Working around Intel Hardware Flaws

Efforts to work around serious hardware flaws in Intel chips are ongoing. Nadav Amit posted a patch to improve compatibility mode with respect to Intel's Meltdown flaw. Compatibility mode is when the system emulates an older CPU in order to provide a runtime environment that supports an older piece of software that relies on the features of that CPU. The thing to be avoided is to emulate massive security holes created by hardware flaws in that older chip as well.

diff -u: Intel Design Flaw Fallout

For weeks, the world's been talking about severe Intel design flaws affecting many CPUs and forcing operating systems to look for sometimes costly workarounds. Linux patches for these issues are in a state of ongoing development. Security is always the first priority, at the expense of any other feature. Next would probably be the general speed of a running system for the average user. After that, the developers might begin piecing together any features that had been pulled as part of the initial security fix.

Oracle Patches Spectre for Red Hat

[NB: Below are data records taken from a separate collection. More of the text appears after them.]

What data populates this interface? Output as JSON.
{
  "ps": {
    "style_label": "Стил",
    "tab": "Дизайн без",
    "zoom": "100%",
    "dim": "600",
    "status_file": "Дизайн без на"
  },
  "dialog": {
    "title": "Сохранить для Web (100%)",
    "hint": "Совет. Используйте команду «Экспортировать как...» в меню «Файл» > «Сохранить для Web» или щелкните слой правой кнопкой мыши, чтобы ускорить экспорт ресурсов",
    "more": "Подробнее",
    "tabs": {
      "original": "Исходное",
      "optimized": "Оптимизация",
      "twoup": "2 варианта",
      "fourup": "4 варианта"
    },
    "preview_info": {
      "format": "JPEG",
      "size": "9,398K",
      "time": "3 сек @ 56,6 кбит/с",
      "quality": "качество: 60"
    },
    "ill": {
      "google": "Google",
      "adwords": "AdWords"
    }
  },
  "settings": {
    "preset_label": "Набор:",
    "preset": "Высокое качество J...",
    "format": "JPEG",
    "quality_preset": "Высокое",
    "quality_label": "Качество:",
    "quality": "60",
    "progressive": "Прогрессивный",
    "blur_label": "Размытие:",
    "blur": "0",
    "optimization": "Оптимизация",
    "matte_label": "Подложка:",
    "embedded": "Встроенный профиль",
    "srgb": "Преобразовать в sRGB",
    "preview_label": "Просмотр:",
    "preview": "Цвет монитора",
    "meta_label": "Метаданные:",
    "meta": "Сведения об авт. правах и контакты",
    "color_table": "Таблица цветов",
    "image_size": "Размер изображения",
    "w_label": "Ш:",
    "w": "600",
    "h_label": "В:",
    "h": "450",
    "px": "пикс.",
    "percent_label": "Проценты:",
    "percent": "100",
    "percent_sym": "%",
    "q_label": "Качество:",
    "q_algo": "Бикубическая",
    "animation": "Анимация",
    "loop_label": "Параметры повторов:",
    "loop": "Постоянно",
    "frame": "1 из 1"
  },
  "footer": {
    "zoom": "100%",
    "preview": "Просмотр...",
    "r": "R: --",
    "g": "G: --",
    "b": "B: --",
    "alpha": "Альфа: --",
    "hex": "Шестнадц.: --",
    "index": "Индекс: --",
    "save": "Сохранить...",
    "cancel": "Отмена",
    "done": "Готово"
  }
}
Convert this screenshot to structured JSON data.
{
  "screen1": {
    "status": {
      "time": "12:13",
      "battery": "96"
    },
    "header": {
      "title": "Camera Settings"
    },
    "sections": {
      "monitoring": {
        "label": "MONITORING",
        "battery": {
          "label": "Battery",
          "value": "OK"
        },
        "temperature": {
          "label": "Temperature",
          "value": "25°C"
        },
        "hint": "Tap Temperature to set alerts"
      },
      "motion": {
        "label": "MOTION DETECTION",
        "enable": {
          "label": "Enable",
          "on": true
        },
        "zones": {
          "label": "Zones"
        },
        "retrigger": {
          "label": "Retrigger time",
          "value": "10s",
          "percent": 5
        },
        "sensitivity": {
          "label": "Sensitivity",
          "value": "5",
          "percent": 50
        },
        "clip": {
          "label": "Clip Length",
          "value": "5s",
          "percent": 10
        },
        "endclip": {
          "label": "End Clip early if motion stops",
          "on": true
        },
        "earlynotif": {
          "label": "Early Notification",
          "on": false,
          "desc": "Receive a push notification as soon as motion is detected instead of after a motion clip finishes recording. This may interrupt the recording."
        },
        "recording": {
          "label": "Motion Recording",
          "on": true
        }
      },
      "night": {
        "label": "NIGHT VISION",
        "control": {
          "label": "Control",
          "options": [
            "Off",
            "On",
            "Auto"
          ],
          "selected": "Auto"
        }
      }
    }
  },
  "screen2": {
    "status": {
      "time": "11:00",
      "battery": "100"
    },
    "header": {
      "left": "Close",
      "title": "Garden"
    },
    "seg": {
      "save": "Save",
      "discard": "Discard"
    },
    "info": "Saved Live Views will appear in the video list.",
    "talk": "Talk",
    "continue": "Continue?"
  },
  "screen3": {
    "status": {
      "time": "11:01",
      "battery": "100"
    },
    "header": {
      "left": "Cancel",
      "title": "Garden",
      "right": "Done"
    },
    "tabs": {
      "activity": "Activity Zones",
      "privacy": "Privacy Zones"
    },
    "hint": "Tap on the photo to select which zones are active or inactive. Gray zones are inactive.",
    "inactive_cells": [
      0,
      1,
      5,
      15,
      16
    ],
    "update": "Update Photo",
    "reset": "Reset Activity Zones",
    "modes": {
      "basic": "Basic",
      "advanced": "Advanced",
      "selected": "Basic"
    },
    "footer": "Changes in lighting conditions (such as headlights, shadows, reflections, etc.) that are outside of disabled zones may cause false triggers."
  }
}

Red Hat's Spectre remediation currently requires new microcode for a complete fix, which leaves most x86 processors vulnerable as they lack this update. Oracle has released new retpoline kernels that completely remediate Meltdown and Spectre on all compatible CPUs, which I show how to install and test on CentOS here. The Red Hat community has patiently awaited a retpoline kernel implementation that remediates CVE-2017-5715 (Spectre v2) and closes all Meltdown and Spectre vulnerabilities that have captured headlines this year.